Tobacco Myths and Harvest Celebration at Duke Homestead

Duke Homestead will share two free programs in August
Durham

Tobacco built and shaped the Durham that we know today thanks largely to the Duke family that started their manufacturing tobacco business in Durham. Duke Homestead will share two free programs in August focused on the history and culture of tobacco. An examination of tobacco myths Saturday, Aug. 18, and a celebration of harvest Saturday, Aug. 25, will offer a well-rounded picture of raising tobacco in North Carolina.

“Mythbusting Day: Tobacco Myths,” Aug. 18 will explore myths and misconceptions about tobacco. What makes tobacco bad for you? Who invented the iconic bright leaf tobacco? Get answers to these and other questions and enjoy special guided tours at Duke Homestead. You can become an expert on what’s true or not about the plant that built Durham. Hourly tours are from 10 a.m. to 3 p.m.

The “Harvest and Hornworm Festival,” Aug. 25 at Duke Homestead annually celebrates North Carolina’s farming history and culture. Visitors will get to know the processes behind the iconic crop at the center of the Duke family’s story.

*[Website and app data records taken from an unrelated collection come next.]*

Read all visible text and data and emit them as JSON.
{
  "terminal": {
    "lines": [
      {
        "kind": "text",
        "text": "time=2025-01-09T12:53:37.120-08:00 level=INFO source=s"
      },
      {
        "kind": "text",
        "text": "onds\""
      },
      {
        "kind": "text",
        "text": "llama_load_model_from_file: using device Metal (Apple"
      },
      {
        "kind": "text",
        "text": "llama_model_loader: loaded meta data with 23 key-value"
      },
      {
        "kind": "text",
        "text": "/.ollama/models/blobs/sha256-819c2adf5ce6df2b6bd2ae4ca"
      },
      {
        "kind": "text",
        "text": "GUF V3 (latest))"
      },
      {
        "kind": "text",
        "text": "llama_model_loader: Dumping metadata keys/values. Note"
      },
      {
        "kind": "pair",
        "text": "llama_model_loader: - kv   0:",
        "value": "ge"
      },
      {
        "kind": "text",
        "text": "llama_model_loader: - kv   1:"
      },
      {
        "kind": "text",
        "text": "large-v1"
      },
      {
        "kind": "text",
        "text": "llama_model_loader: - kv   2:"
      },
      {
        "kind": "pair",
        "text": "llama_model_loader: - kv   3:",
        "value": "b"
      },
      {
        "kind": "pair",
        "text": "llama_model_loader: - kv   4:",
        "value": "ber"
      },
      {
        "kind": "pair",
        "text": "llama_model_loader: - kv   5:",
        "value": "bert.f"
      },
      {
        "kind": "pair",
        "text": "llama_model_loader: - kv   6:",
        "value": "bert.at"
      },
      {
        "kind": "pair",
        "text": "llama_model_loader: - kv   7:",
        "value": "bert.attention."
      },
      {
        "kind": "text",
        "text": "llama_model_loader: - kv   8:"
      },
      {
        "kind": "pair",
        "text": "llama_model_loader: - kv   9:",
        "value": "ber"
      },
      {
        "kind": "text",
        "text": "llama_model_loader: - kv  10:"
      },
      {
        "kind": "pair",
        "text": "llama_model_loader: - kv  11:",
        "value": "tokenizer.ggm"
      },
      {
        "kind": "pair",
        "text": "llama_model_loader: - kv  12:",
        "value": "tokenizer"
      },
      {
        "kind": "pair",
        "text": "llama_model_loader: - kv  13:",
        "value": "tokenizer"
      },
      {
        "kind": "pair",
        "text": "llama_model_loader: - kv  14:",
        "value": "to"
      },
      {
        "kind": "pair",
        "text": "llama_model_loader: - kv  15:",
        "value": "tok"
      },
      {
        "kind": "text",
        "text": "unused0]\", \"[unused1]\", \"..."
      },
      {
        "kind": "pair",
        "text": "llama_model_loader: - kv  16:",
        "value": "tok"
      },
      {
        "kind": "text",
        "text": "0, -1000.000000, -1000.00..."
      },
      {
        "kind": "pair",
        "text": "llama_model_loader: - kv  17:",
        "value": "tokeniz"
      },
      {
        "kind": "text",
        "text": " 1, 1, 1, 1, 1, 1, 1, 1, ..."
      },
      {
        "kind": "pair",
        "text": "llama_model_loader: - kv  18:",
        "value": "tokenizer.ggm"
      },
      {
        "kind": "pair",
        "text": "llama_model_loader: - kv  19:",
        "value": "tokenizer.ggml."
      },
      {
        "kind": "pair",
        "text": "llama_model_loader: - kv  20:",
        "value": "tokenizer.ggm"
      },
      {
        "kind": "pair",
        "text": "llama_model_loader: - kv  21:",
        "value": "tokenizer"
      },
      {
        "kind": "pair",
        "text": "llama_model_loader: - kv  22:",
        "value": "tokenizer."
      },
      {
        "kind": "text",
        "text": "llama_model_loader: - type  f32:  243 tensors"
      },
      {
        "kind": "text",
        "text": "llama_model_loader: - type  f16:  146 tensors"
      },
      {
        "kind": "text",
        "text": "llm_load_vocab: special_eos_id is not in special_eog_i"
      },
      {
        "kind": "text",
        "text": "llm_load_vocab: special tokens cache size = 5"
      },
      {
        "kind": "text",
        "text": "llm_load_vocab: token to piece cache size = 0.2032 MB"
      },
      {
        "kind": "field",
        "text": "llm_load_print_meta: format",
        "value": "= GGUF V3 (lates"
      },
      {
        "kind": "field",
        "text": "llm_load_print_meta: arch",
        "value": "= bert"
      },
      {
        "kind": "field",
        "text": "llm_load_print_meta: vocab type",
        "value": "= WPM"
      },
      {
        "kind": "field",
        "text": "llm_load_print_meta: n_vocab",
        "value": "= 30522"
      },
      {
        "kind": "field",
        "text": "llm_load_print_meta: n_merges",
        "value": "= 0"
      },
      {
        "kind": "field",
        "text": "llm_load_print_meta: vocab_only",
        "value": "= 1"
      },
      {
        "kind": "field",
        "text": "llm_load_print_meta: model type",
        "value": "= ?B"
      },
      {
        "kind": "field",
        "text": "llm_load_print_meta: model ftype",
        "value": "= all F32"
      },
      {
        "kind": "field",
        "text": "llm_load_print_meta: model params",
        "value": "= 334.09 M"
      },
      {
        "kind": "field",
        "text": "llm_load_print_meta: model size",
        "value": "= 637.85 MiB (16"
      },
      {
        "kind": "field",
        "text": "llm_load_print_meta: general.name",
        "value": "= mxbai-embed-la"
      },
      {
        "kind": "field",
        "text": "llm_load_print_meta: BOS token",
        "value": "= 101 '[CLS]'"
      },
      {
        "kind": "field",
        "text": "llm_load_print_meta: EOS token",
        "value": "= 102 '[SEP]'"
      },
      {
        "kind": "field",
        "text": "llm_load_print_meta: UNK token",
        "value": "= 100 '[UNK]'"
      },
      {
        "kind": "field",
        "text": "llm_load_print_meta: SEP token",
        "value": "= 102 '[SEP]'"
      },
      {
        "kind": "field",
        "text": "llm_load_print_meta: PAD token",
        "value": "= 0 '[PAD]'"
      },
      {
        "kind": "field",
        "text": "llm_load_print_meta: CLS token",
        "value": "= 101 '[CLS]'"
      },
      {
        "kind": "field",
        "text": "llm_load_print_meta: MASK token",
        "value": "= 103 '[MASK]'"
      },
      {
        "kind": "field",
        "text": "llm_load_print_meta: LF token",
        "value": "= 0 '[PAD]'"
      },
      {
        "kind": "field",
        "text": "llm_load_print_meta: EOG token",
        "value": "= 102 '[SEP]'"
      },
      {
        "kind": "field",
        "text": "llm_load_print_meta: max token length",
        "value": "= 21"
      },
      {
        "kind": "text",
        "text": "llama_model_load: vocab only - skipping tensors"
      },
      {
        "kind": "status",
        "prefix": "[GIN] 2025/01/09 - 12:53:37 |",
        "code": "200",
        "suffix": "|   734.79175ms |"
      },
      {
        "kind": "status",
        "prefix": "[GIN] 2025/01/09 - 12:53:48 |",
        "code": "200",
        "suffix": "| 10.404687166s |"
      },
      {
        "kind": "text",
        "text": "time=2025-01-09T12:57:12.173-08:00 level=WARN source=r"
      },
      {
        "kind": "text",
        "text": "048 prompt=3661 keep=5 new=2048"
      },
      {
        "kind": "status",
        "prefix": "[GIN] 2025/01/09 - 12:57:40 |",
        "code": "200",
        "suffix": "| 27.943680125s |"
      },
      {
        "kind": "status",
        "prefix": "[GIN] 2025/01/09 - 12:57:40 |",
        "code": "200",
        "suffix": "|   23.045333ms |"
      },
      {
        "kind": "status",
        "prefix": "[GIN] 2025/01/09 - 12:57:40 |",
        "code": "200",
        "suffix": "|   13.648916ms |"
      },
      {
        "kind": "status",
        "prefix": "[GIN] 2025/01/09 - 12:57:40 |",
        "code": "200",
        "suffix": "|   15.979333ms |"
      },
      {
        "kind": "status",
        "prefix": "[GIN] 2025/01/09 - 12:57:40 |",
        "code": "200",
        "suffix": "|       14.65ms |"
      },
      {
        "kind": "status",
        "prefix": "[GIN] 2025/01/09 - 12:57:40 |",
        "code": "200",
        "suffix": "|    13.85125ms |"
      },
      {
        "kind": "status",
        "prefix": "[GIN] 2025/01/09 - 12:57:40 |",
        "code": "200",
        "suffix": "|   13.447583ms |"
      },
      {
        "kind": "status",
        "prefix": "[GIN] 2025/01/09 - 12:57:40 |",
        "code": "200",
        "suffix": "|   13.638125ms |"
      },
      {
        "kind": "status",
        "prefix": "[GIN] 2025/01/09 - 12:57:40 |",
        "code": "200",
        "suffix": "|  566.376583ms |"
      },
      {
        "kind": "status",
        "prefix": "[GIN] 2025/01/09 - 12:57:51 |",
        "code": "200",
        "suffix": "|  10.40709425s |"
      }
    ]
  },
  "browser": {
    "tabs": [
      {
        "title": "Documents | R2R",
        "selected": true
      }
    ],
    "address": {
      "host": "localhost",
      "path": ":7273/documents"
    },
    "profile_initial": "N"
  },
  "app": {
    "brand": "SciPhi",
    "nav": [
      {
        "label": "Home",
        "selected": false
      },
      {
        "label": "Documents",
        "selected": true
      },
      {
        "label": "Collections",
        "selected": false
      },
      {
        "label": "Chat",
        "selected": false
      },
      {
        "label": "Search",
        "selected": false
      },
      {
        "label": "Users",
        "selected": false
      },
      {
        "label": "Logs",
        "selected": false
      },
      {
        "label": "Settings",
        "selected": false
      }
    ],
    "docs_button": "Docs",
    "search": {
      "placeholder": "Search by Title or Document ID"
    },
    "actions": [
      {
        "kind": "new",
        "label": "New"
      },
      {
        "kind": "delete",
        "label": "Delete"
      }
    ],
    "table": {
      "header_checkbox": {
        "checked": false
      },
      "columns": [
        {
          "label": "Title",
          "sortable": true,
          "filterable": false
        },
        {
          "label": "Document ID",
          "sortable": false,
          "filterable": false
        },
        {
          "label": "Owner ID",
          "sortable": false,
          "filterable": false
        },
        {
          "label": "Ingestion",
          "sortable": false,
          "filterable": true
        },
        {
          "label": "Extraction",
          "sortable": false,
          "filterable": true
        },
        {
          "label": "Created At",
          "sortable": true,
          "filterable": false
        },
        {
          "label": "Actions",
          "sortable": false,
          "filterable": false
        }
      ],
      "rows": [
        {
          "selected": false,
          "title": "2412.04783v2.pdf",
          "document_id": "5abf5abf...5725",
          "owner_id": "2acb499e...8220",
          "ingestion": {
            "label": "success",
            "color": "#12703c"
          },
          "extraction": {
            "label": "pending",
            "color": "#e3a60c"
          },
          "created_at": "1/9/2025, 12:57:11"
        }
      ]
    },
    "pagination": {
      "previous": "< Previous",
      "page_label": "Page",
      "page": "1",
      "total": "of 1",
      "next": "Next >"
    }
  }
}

Time travel to see costumed interpreters as they harvest, loop and cure tobacco. Get hands-on with history in a looping contest.  See Washington Duke’s tobacco factory come to life and witness the last tobacco auction in Durham with seasoned industry veterans once the life-blood of Durham. Afternoon mule-drawn wagon rides will provide a whole new perspective of the historic property.

The Harvest and Hornworm Festival also will feature live music from local artists, arts and crafts vendors, field day games, crafts and games for kids and delicious barbecue.

Save room for the afternoon Moon Pie eating contest! The classic Southern treat turns everyone competitive as kids and adults vie for a taste of Moon Pie glory.

For more information contact (919) 477-5498 or visit DukeHomestead.org. Duke Homestead is located at 2828 Duke Homestead Rd., Durham, and part of the Division of State Historic Sites within the N.C. Department of Natural and Cultural Resources.    

This press release is related to: